particles An array containing all the particles. You iterate over this array in initParticles() function for instance.
nbParticles The number of particles in the PCS.
counter A counter for your own usage 0
computeParticleRotation Allows ( default) or prevents setParticle computing particle.rotation true
computeParticleTexture Allows ( default) or prevents setParticle computing particle.uvs true
computeParticleColor Allows ( default) or prevents setParticle computing particle.color true
computeBoundingBox Allows or prevents (default) setParticle computing the PCS mesh bounding box false

The particle properties of color, uvs and rotation are set either during the addition phase or by using initParticles and then setParticles. Updating particle properties requires the use of updateParticle which is called by setParticles. Setting the compute properties to false prevents setParticles() from updating the value of the relevant particle property when it is called. Setting one or more of these to false can increase fps, especially with repeated call to setParticles within the render loop.

If you don't need your PCS any longer, you can dispose it to free the memory

PCS.dispose();
PCS = null    // tells the garbage collector the reference can be also cleaned up

Start and End Indexes for setParticles()

For performance reasons you may not want to compute the properties of all the particles each frame. There are three optional parameters for setParticles() that you can use to choose a range of particles to compute or not : start, end, update

Parameter Definition Default
start (number) the index from where to start to iterate in the particles array 0
stop (number) the index (included) where to stop to iterate in the
particles array
nbParticles - 1
update (boolean) to force the PCS mesh vertex buffer to be updated true

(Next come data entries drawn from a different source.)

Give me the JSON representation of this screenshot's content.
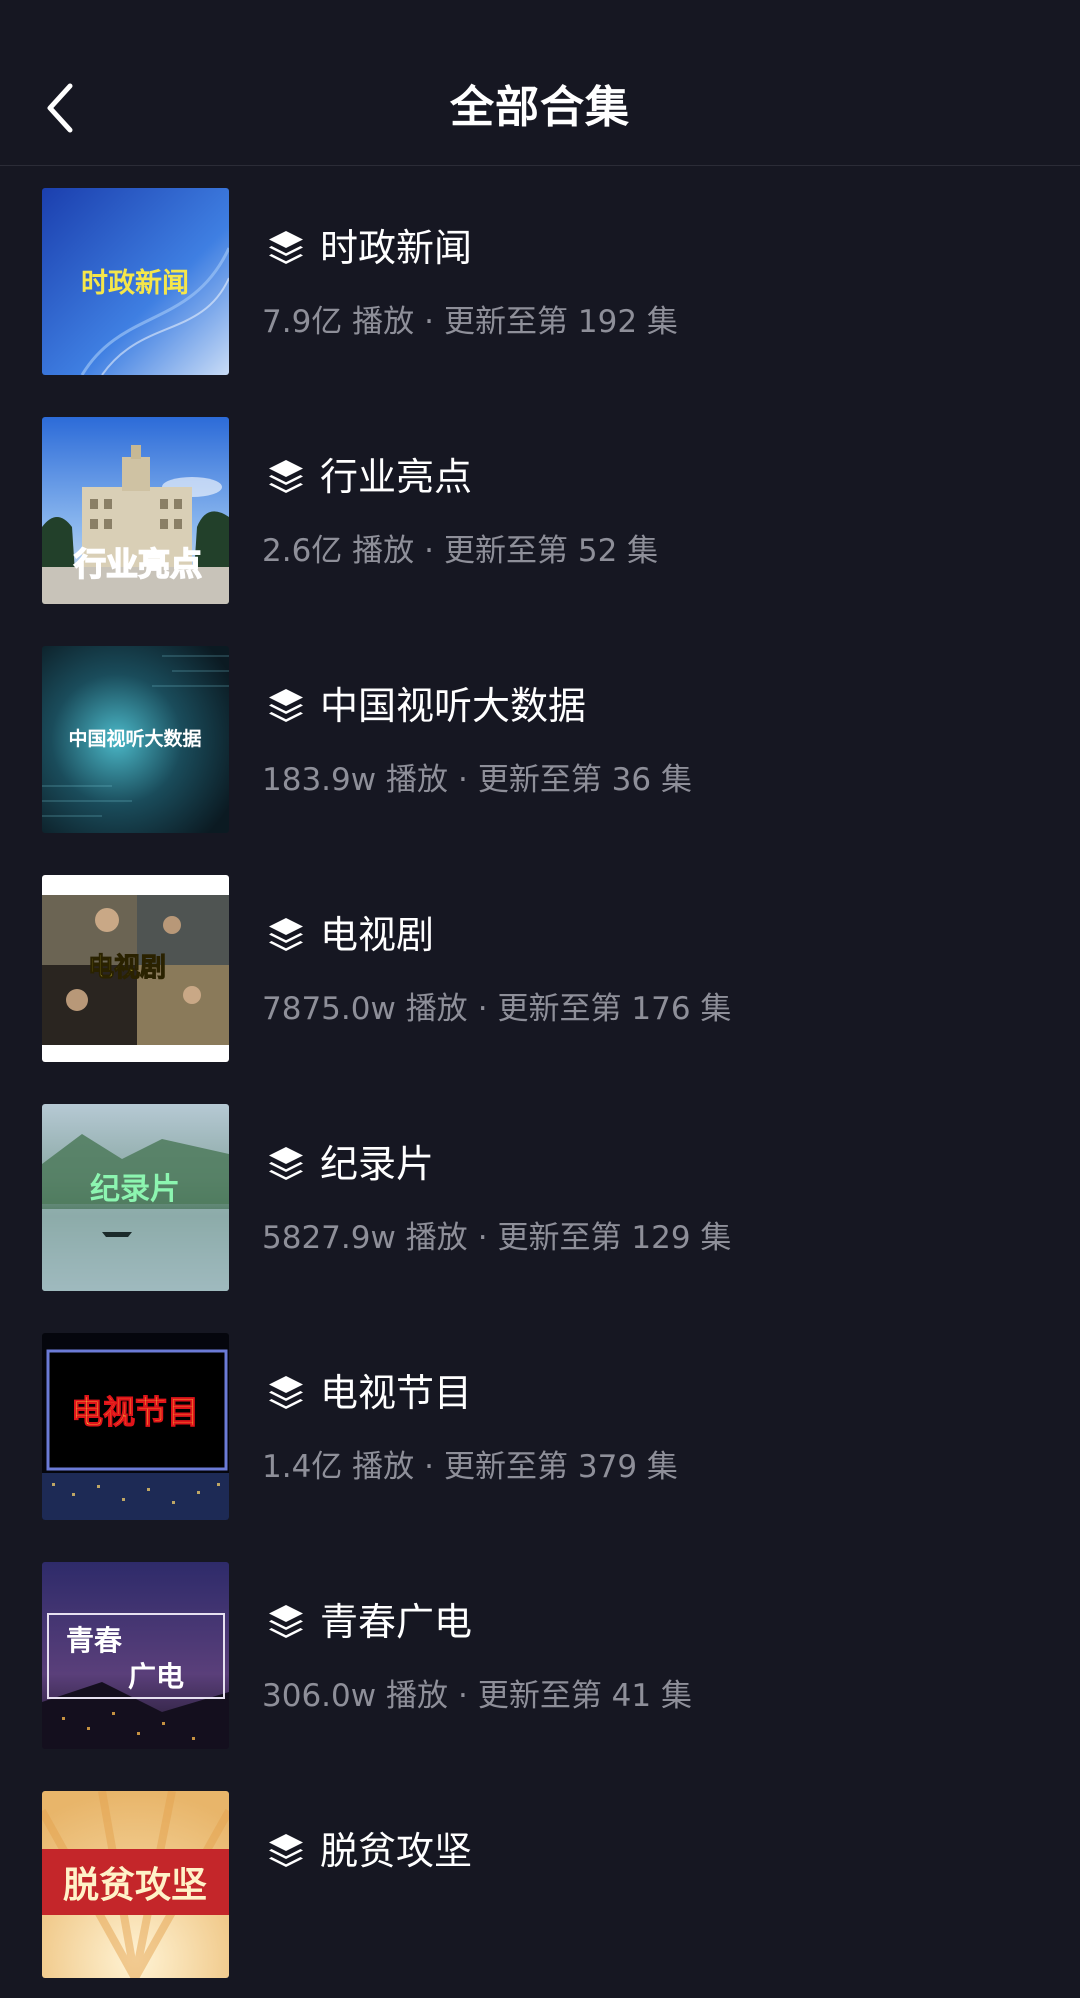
{
  "header": {
    "title": "全部合集",
    "back_icon": "chevron-left-icon"
  },
  "colors": {
    "background": "#161722",
    "title": "#ffffff",
    "meta": "#8e8f99"
  },
  "collections": [
    {
      "title": "时政新闻",
      "plays": "7.9亿",
      "play_label": "播放",
      "update": "更新至第 192 集",
      "thumb_text": "时政新闻"
    },
    {
      "title": "行业亮点",
      "plays": "2.6亿",
      "play_label": "播放",
      "update": "更新至第 52 集",
      "thumb_text": "行业亮点"
    },
    {
      "title": "中国视听大数据",
      "plays": "183.9w",
      "play_label": "播放",
      "update": "更新至第 36 集",
      "thumb_text": "中国视听大数据"
    },
    {
      "title": "电视剧",
      "plays": "7875.0w",
      "play_label": "播放",
      "update": "更新至第 176 集",
      "thumb_text": "电视剧"
    },
    {
      "title": "纪录片",
      "plays": "5827.9w",
      "play_label": "播放",
      "update": "更新至第 129 集",
      "thumb_text": "纪录片"
    },
    {
      "title": "电视节目",
      "plays": "1.4亿",
      "play_label": "播放",
      "update": "更新至第 379 集",
      "thumb_text": "电视节目"
    },
    {
      "title": "青春广电",
      "plays": "306.0w",
      "play_label": "播放",
      "update": "更新至第 41 集",
      "thumb_text_1": "青春",
      "thumb_text_2": "广电"
    },
    {
      "title": "脱贫攻坚",
      "plays": "",
      "play_label": "",
      "update": "",
      "thumb_text": "脱贫攻坚"
    }
  ]
}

If you pass a end value greater than nbParticles - 1, the iteration will stop at nbParticles - 1 to prevent you from trying to access to undefined elements.

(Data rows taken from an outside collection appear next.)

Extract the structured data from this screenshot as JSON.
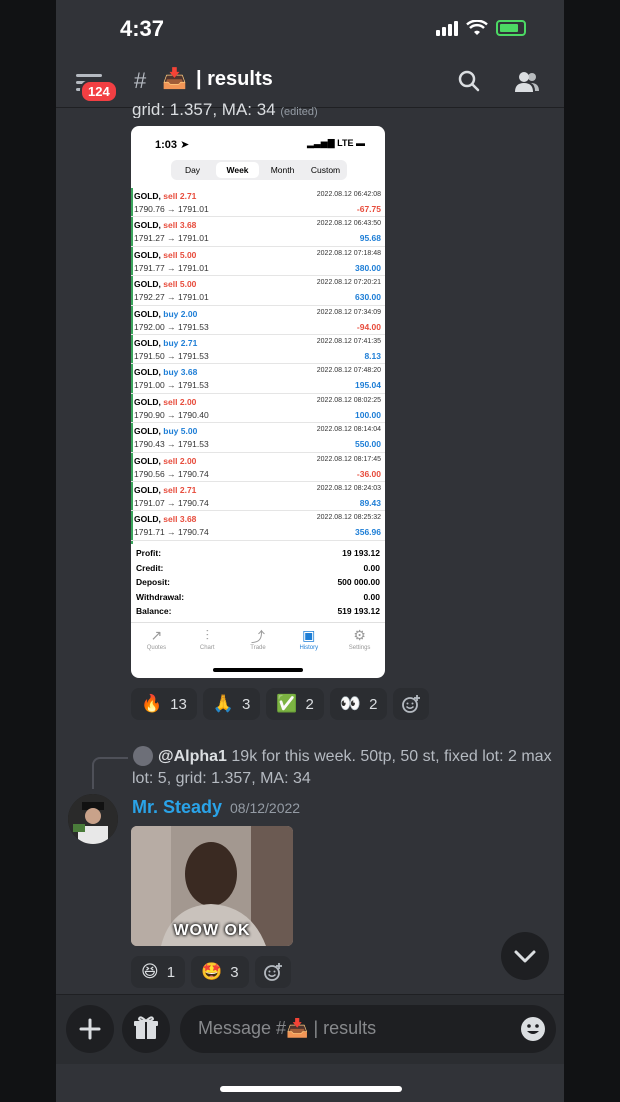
{
  "status": {
    "time": "4:37"
  },
  "header": {
    "badge": "124",
    "channel_emoji": "📥",
    "channel_name": "| results"
  },
  "partial_text": {
    "text": "grid: 1.357, MA: 34",
    "edited": "(edited)"
  },
  "screenshot": {
    "time": "1:03",
    "network": "LTE",
    "tabs": [
      "Day",
      "Week",
      "Month",
      "Custom"
    ],
    "active_tab": "Week",
    "trades": [
      {
        "sym": "GOLD,",
        "side": "sell",
        "lot": "2.71",
        "price": "1790.76 → 1791.01",
        "date": "2022.08.12 06:42:08",
        "profit": "-67.75"
      },
      {
        "sym": "GOLD,",
        "side": "sell",
        "lot": "3.68",
        "price": "1791.27 → 1791.01",
        "date": "2022.08.12 06:43:50",
        "profit": "95.68"
      },
      {
        "sym": "GOLD,",
        "side": "sell",
        "lot": "5.00",
        "price": "1791.77 → 1791.01",
        "date": "2022.08.12 07:18:48",
        "profit": "380.00"
      },
      {
        "sym": "GOLD,",
        "side": "sell",
        "lot": "5.00",
        "price": "1792.27 → 1791.01",
        "date": "2022.08.12 07:20:21",
        "profit": "630.00"
      },
      {
        "sym": "GOLD,",
        "side": "buy",
        "lot": "2.00",
        "price": "1792.00 → 1791.53",
        "date": "2022.08.12 07:34:09",
        "profit": "-94.00"
      },
      {
        "sym": "GOLD,",
        "side": "buy",
        "lot": "2.71",
        "price": "1791.50 → 1791.53",
        "date": "2022.08.12 07:41:35",
        "profit": "8.13"
      },
      {
        "sym": "GOLD,",
        "side": "buy",
        "lot": "3.68",
        "price": "1791.00 → 1791.53",
        "date": "2022.08.12 07:48:20",
        "profit": "195.04"
      },
      {
        "sym": "GOLD,",
        "side": "sell",
        "lot": "2.00",
        "price": "1790.90 → 1790.40",
        "date": "2022.08.12 08:02:25",
        "profit": "100.00"
      },
      {
        "sym": "GOLD,",
        "side": "buy",
        "lot": "5.00",
        "price": "1790.43 → 1791.53",
        "date": "2022.08.12 08:14:04",
        "profit": "550.00"
      },
      {
        "sym": "GOLD,",
        "side": "sell",
        "lot": "2.00",
        "price": "1790.56 → 1790.74",
        "date": "2022.08.12 08:17:45",
        "profit": "-36.00"
      },
      {
        "sym": "GOLD,",
        "side": "sell",
        "lot": "2.71",
        "price": "1791.07 → 1790.74",
        "date": "2022.08.12 08:24:03",
        "profit": "89.43"
      },
      {
        "sym": "GOLD,",
        "side": "sell",
        "lot": "3.68",
        "price": "1791.71 → 1790.74",
        "date": "2022.08.12 08:25:32",
        "profit": "356.96"
      }
    ],
    "summary": [
      {
        "label": "Profit:",
        "value": "19 193.12"
      },
      {
        "label": "Credit:",
        "value": "0.00"
      },
      {
        "label": "Deposit:",
        "value": "500 000.00"
      },
      {
        "label": "Withdrawal:",
        "value": "0.00"
      },
      {
        "label": "Balance:",
        "value": "519 193.12"
      }
    ],
    "bottom_tabs": [
      "Quotes",
      "Chart",
      "Trade",
      "History",
      "Settings"
    ],
    "active_bottom_tab": "History"
  },
  "reactions1": [
    {
      "emoji": "🔥",
      "count": "13"
    },
    {
      "emoji": "🙏",
      "count": "3"
    },
    {
      "emoji": "✅",
      "count": "2"
    },
    {
      "emoji": "👀",
      "count": "2"
    }
  ],
  "reply": {
    "user": "@Alpha1",
    "text": "19k for this week. 50tp, 50 st, fixed lot: 2 max lot: 5, grid: 1.357, MA: 34"
  },
  "message": {
    "username": "Mr. Steady",
    "date": "08/12/2022",
    "gif_caption": "WOW OK"
  },
  "reactions2": [
    {
      "emoji": "😆",
      "count": "1"
    },
    {
      "emoji": "🤩",
      "count": "3"
    }
  ],
  "composer": {
    "placeholder": "Message #📥 | results"
  }
}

Example 1 : to only update 10000 particles mesh every three frames

  • frame 1 : setParticles(0, 3300, false) computes everything for particles from 0 to 3300 and doesn't update the mesh.
  • frame 2 : setParticles(3301, 6600, false) computes everything for particles from 3301 to 6600 and doesn't update the mesh.
  • frame 3 : setParticles(6601, 9999, true) computes everything for particles from 6601 to 9999 and finally updates the mesh.

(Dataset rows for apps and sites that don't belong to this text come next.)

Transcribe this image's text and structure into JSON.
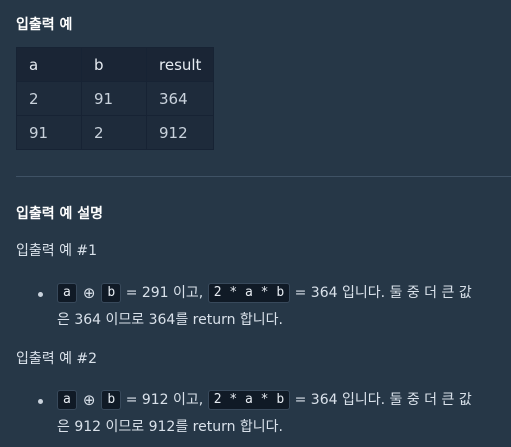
{
  "examples_heading": "입출력 예",
  "table": {
    "headers": [
      "a",
      "b",
      "result"
    ],
    "rows": [
      [
        "2",
        "91",
        "364"
      ],
      [
        "91",
        "2",
        "912"
      ]
    ]
  },
  "explanation_heading": "입출력 예 설명",
  "examples": [
    {
      "title": "입출력 예 #1",
      "code_a": "a",
      "operator": "⊕",
      "code_b": "b",
      "text_1": "= 291 이고,",
      "code_expr": "2 * a * b",
      "text_2": "= 364 입니다. 둘 중 더 큰 값",
      "text_3": "은 364 이므로 364를 return 합니다."
    },
    {
      "title": "입출력 예 #2",
      "code_a": "a",
      "operator": "⊕",
      "code_b": "b",
      "text_1": "= 912 이고,",
      "code_expr": "2 * a * b",
      "text_2": "= 364 입니다. 둘 중 더 큰 값",
      "text_3": "은 912 이므로 912를 return 합니다."
    }
  ]
}
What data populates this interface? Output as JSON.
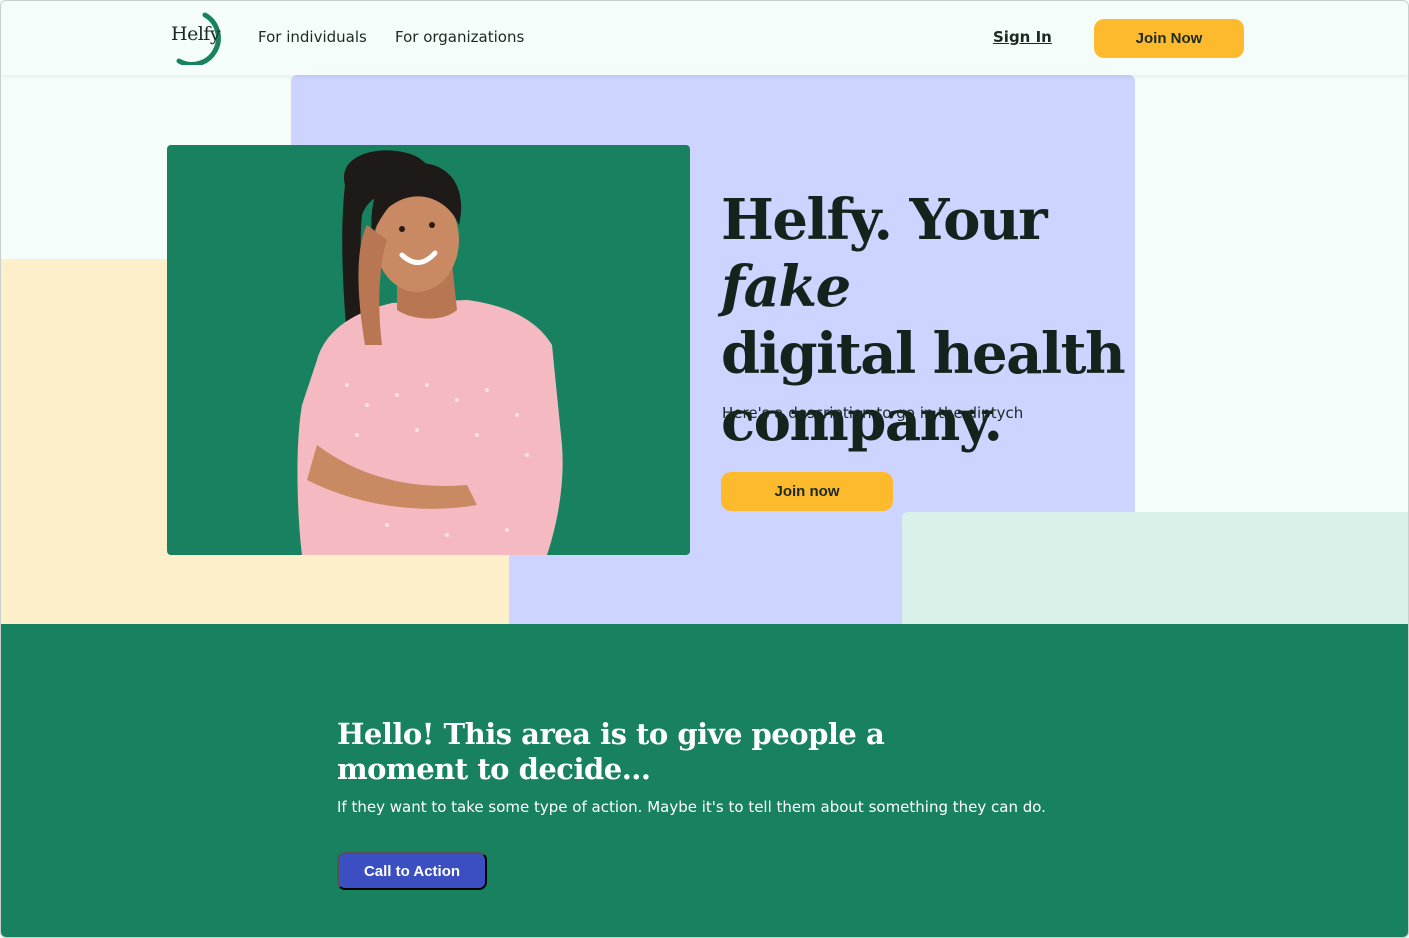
{
  "header": {
    "logo_text": "Helfy",
    "nav": [
      "For individuals",
      "For organizations"
    ],
    "sign_in": "Sign In",
    "join_now": "Join Now"
  },
  "hero": {
    "title_part1": "Helfy. Your ",
    "title_em": "fake",
    "title_part2": "digital health company.",
    "description": "Here's a description to go in the diptych",
    "cta": "Join now"
  },
  "band": {
    "title": "Hello! This area is to give people a moment to decide...",
    "text": "If they want to take some type of action. Maybe it's to tell them about something they can do.",
    "cta": "Call to Action"
  },
  "colors": {
    "accent_yellow": "#fdba2d",
    "brand_green": "#188260",
    "lavender": "#ccd4ff",
    "peach": "#feefcb",
    "mint": "#d9f1e8",
    "cta_blue": "#3b4fc2"
  }
}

In this playground change invSpeed (line 29) to change speed.

Example 2 : you could keep, say, the first 5000 particles as unused ones and compute the particle behavior only for the last 5000 in your global pool - setParticles(5000, 9999, true) computes everything for particles from 5000 to 9999 and updates the mesh.

Hints and Tips

A PCS can iterate over a very large number of particles during a call to updateParticle and it would be nice to avoid any apparent pauses in scene generation. The JavaScript Garbage Collector can start its cleaning in the middle of what you want to be a very smooth animation and produce lags. One possibility of lessening these is avoid creating new objects in the loops that execute often, where particles are created or updated.

For example, consider a PCS with, say, 30000 particles where you change their velocities

pcs.updateParticle = function(particle) {
    var accel = new BABYLON.Vector3(0, 0.5, 0);
    particle.velocity = particle.velocity.add(accel);
    // ...
}

will create two new Vector3 objects each call, or 60 000 new objects over the course of the update.

Instead, make your update loops reuse variables that are declared outside the loop, and don't call any methods inside the loop that create new objects, for example

var accel = new BABYLON.Vector3(0, 0.5, 0);
pcs.updateParticle = function(particle) {
    particle.velocity.addInPlace(accel);
    // ...
}

A PCS also has a vars property, which is an object that you can use to store any variables you want to reuse. Any variables you store there will share the PCS lifecycle, and get cleaned up when you dispose it:

pcs.vars.tempVector = new BABYLON.Vector3(0, 0, 0);
// ...
pcs.dispose();  // cleans explicitly all your PCS.vars !

Further Reading

Basic - L1

Particles Overview

Particles 101

How to Create Animated Particles
How to Use Sub Emitters

Solid Particle System

Intermediate - L2

How to Customize the Particle System